Mean people make better bosses, a new study suggests.
Violent video games really do boost aggressive behavior in children, according to a new study.
A new survey may reveal the reason why men are so sex obsessed. Researchers found that men would have sex for more than four hours and work for only three and a half hours during their "ideal day".
Can’t stand your “know-it-all” colleague? Have no fear. New research reveals that most people perceive their own talents and accomplishments as better than actual performance.
The love hormone does more than make you want to cuddle after sex. It can also help treat eating disorders, according to new research.
Tell grandma she's looking good if you want to protect her health. New research reveals that boosting self-esteem may be more important in old age than adolescents in terms of health.
Viewing images of chocolate and pizza may be enough to satisfy unhealthy cravings when you're feeling down, according to a new study.
Playing with Barbie dolls could limit career dreams in young girls, according to a new study,
Previous studies show that men are more competitive and women are more cooperative. However, the latest study reveals that hierarchy may complicate this picture. New research reveals that women of different social or professional "ranks" show less cooperation than men of different ranks.
Frequent nightmares in children may predict psychotic experiences in adolescence, a new study suggests.
Nothing sounds better than the sound of voices like your own, according to a new study.
Scientists found that Asian elephants console those in distress using touches and vocalizations.
If you're looking to make new friends, get a dog. New research reveals that dog owners socialize with more people than those who own other pets or no pets.
The "love hormone" doesn't always produce loving behavior. New research reveals that oxytocin, also known as the "cuddle hormone" affects men and women differently.
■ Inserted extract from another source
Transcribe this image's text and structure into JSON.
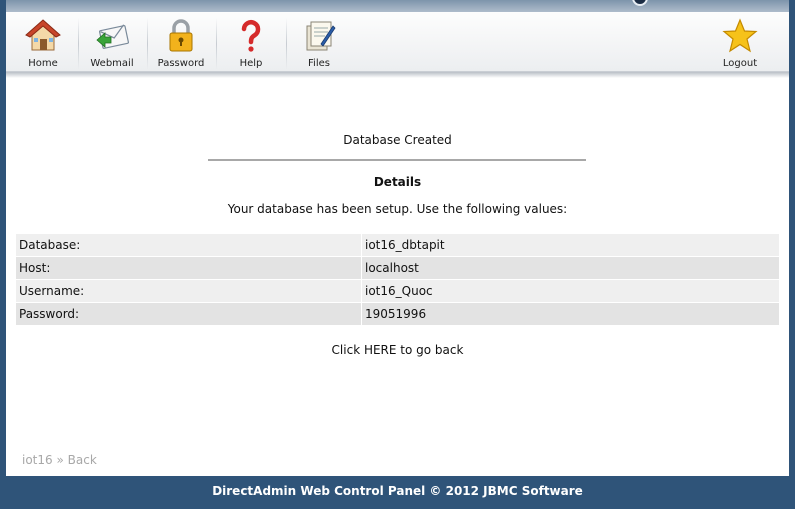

Researchers from the University of Sheffield School of Health and Related Research (ScHARR) are today making a series of recommendations for NHS mental health trusts to change the way they collect and use patient feedback to improve the quality of care for inpatients.